> To do: Please copy each line from the entries that contains the string "Extracted".

[Entries taken from a collection]
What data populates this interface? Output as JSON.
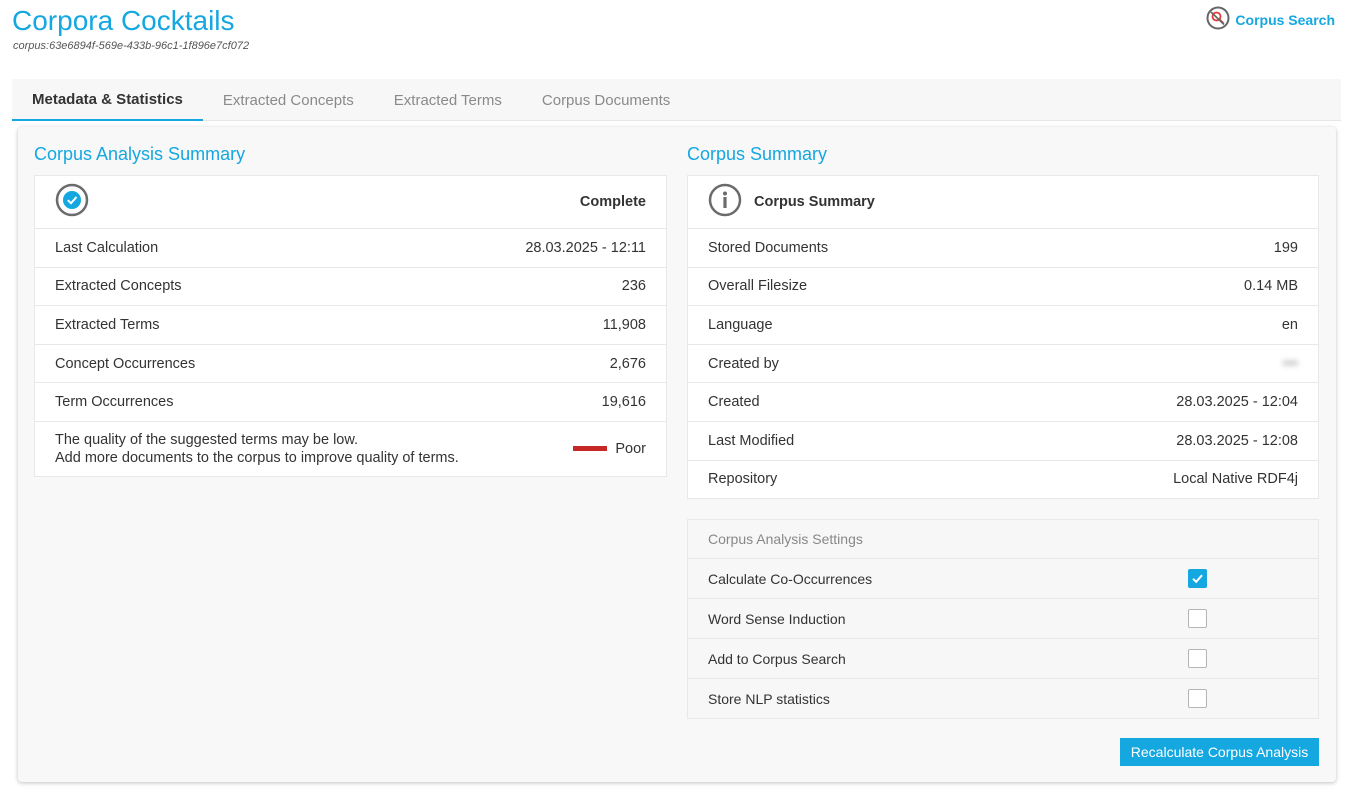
{
  "header": {
    "title": "Corpora Cocktails",
    "corpus_id": "corpus:63e6894f-569e-433b-96c1-1f896e7cf072",
    "corpus_search_label": "Corpus Search"
  },
  "tabs": [
    {
      "label": "Metadata & Statistics",
      "active": true
    },
    {
      "label": "Extracted Concepts",
      "active": false
    },
    {
      "label": "Extracted Terms",
      "active": false
    },
    {
      "label": "Corpus Documents",
      "active": false
    }
  ],
  "analysis_summary": {
    "title": "Corpus Analysis Summary",
    "status": "Complete",
    "rows": [
      {
        "label": "Last Calculation",
        "value": "28.03.2025 - 12:11"
      },
      {
        "label": "Extracted Concepts",
        "value": "236"
      },
      {
        "label": "Extracted Terms",
        "value": "11,908"
      },
      {
        "label": "Concept Occurrences",
        "value": "2,676"
      },
      {
        "label": "Term Occurrences",
        "value": "19,616"
      }
    ],
    "quality": {
      "line1": "The quality of the suggested terms may be low.",
      "line2": "Add more documents to the corpus to improve quality of terms.",
      "rating": "Poor"
    }
  },
  "corpus_summary": {
    "title": "Corpus Summary",
    "card_title": "Corpus Summary",
    "rows": [
      {
        "label": "Stored Documents",
        "value": "199"
      },
      {
        "label": "Overall Filesize",
        "value": "0.14 MB"
      },
      {
        "label": "Language",
        "value": "en"
      },
      {
        "label": "Created by",
        "value": "•••"
      },
      {
        "label": "Created",
        "value": "28.03.2025 - 12:04"
      },
      {
        "label": "Last Modified",
        "value": "28.03.2025 - 12:08"
      },
      {
        "label": "Repository",
        "value": "Local Native RDF4j"
      }
    ]
  },
  "settings": {
    "title": "Corpus Analysis Settings",
    "items": [
      {
        "label": "Calculate Co-Occurrences",
        "checked": true
      },
      {
        "label": "Word Sense Induction",
        "checked": false
      },
      {
        "label": "Add to Corpus Search",
        "checked": false
      },
      {
        "label": "Store NLP statistics",
        "checked": false
      }
    ]
  },
  "recalculate_button": "Recalculate Corpus Analysis",
  "colors": {
    "accent": "#14a7e0",
    "poor": "#c62828"
  }
}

> Exercise result:
      "label": "Extracted Concepts",
      "label": "Extracted Terms",
        "label": "Extracted Concepts",
        "label": "Extracted Terms",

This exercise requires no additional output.